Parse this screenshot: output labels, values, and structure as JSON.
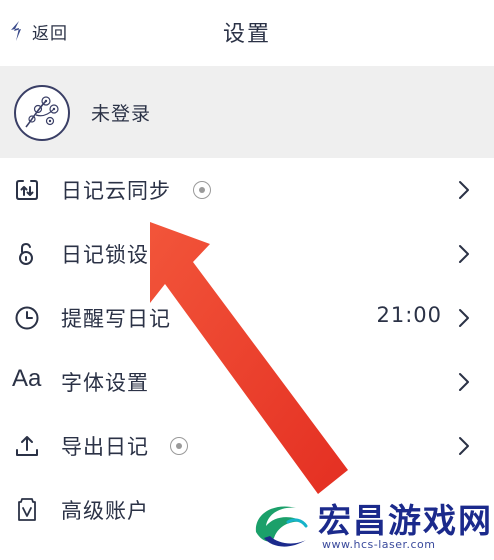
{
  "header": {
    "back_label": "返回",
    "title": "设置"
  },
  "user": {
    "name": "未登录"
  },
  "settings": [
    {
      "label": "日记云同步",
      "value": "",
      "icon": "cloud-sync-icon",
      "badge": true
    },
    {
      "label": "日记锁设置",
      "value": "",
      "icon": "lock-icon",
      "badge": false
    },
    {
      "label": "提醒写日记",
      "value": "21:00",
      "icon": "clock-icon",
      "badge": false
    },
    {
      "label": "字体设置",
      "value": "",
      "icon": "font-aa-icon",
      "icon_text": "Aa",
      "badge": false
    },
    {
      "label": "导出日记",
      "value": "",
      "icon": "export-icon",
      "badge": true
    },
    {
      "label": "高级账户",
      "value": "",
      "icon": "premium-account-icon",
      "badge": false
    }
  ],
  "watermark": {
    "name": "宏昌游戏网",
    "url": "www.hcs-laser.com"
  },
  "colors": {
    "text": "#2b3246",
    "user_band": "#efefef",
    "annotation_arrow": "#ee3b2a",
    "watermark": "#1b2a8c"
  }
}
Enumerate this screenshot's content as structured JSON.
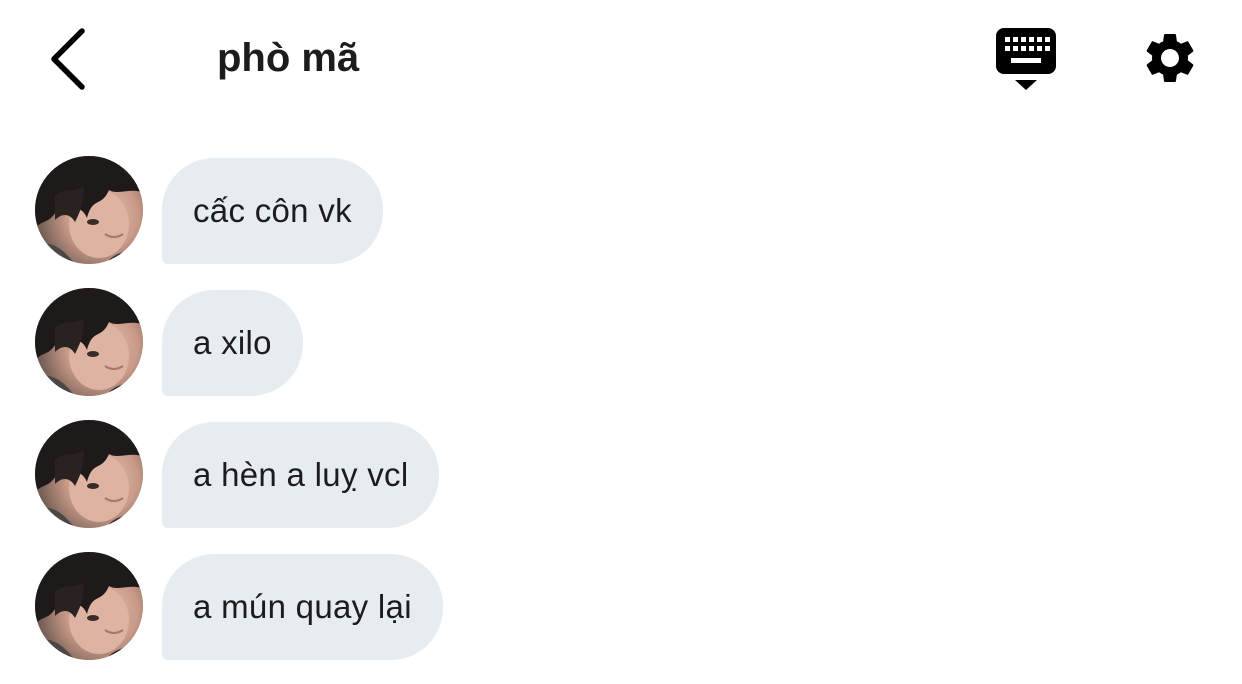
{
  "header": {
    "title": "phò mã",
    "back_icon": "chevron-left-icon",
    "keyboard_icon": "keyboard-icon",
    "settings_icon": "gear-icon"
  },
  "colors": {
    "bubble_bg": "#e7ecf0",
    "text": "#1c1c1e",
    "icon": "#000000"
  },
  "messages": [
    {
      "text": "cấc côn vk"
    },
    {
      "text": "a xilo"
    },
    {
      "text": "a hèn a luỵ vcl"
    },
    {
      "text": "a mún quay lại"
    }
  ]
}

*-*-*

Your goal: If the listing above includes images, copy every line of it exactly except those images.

Result of this task:
Parse this screenshot: output labels, values, and structure as JSON.
{
  "header": {
    "back_label": "返回",
    "title": "设置"
  },
  "user": {
    "name": "未登录"
  },
  "settings": [
    {
      "label": "日记云同步",
      "value": "",
      "icon": "cloud-sync-icon",
      "badge": true
    },
    {
      "label": "日记锁设置",
      "value": "",
      "icon": "lock-icon",
      "badge": false
    },
    {
      "label": "提醒写日记",
      "value": "21:00",
      "icon": "clock-icon",
      "badge": false
    },
    {
      "label": "字体设置",
      "value": "",
      "icon": "font-aa-icon",
      "icon_text": "Aa",
      "badge": false
    },
    {
      "label": "导出日记",
      "value": "",
      "icon": "export-icon",
      "badge": true
    },
    {
      "label": "高级账户",
      "value": "",
      "icon": "premium-account-icon",
      "badge": false
    }
  ],
  "watermark": {
    "name": "宏昌游戏网",
    "url": "www.hcs-laser.com"
  },
  "colors": {
    "text": "#2b3246",
    "user_band": "#efefef",
    "annotation_arrow": "#ee3b2a",
    "watermark": "#1b2a8c"
  }
}
Enumerate this screenshot's content as structured JSON.
{
  "header": {
    "title": "phò mã",
    "back_icon": "chevron-left-icon",
    "keyboard_icon": "keyboard-icon",
    "settings_icon": "gear-icon"
  },
  "colors": {
    "bubble_bg": "#e7ecf0",
    "text": "#1c1c1e",
    "icon": "#000000"
  },
  "messages": [
    {
      "text": "cấc côn vk"
    },
    {
      "text": "a xilo"
    },
    {
      "text": "a hèn a luỵ vcl"
    },
    {
      "text": "a mún quay lại"
    }
  ]
}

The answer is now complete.